*** DATA SUPPLIED ***
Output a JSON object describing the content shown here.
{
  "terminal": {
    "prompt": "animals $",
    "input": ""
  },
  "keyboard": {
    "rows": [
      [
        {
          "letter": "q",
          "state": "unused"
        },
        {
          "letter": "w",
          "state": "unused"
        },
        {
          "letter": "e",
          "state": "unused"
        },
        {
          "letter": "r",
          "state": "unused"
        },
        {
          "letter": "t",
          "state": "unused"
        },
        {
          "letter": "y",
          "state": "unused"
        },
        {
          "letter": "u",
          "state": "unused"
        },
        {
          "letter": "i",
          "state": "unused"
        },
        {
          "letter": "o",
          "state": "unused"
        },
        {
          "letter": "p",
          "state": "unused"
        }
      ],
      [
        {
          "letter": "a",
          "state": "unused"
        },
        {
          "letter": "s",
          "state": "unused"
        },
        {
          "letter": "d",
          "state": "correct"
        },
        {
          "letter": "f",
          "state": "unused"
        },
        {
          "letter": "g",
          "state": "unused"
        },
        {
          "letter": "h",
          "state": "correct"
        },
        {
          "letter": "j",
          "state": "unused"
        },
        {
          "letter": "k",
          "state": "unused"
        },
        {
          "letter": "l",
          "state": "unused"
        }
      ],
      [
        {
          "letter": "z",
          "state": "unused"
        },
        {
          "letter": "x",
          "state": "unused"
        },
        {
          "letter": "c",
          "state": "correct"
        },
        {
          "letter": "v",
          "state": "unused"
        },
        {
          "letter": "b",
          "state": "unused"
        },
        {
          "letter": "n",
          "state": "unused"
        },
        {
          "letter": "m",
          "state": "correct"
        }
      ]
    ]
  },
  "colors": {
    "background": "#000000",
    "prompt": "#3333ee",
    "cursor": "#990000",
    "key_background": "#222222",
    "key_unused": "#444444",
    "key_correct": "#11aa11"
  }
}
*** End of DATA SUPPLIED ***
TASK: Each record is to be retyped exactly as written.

ANSWER BOX:
Output a JSON object describing the content shown here.
{
  "terminal": {
    "prompt": "animals $",
    "input": ""
  },
  "keyboard": {
    "rows": [
      [
        {
          "letter": "q",
          "state": "unused"
        },
        {
          "letter": "w",
          "state": "unused"
        },
        {
          "letter": "e",
          "state": "unused"
        },
        {
          "letter": "r",
          "state": "unused"
        },
        {
          "letter": "t",
          "state": "unused"
        },
        {
          "letter": "y",
          "state": "unused"
        },
        {
          "letter": "u",
          "state": "unused"
        },
        {
          "letter": "i",
          "state": "unused"
        },
        {
          "letter": "o",
          "state": "unused"
        },
        {
          "letter": "p",
          "state": "unused"
        }
      ],
      [
        {
          "letter": "a",
          "state": "unused"
        },
        {
          "letter": "s",
          "state": "unused"
        },
        {
          "letter": "d",
          "state": "correct"
        },
        {
          "letter": "f",
          "state": "unused"
        },
        {
          "letter": "g",
          "state": "unused"
        },
        {
          "letter": "h",
          "state": "correct"
        },
        {
          "letter": "j",
          "state": "unused"
        },
        {
          "letter": "k",
          "state": "unused"
        },
        {
          "letter": "l",
          "state": "unused"
        }
      ],
      [
        {
          "letter": "z",
          "state": "unused"
        },
        {
          "letter": "x",
          "state": "unused"
        },
        {
          "letter": "c",
          "state": "correct"
        },
        {
          "letter": "v",
          "state": "unused"
        },
        {
          "letter": "b",
          "state": "unused"
        },
        {
          "letter": "n",
          "state": "unused"
        },
        {
          "letter": "m",
          "state": "correct"
        }
      ]
    ]
  },
  "colors": {
    "background": "#000000",
    "prompt": "#3333ee",
    "cursor": "#990000",
    "key_background": "#222222",
    "key_unused": "#444444",
    "key_correct": "#11aa11"
  }
}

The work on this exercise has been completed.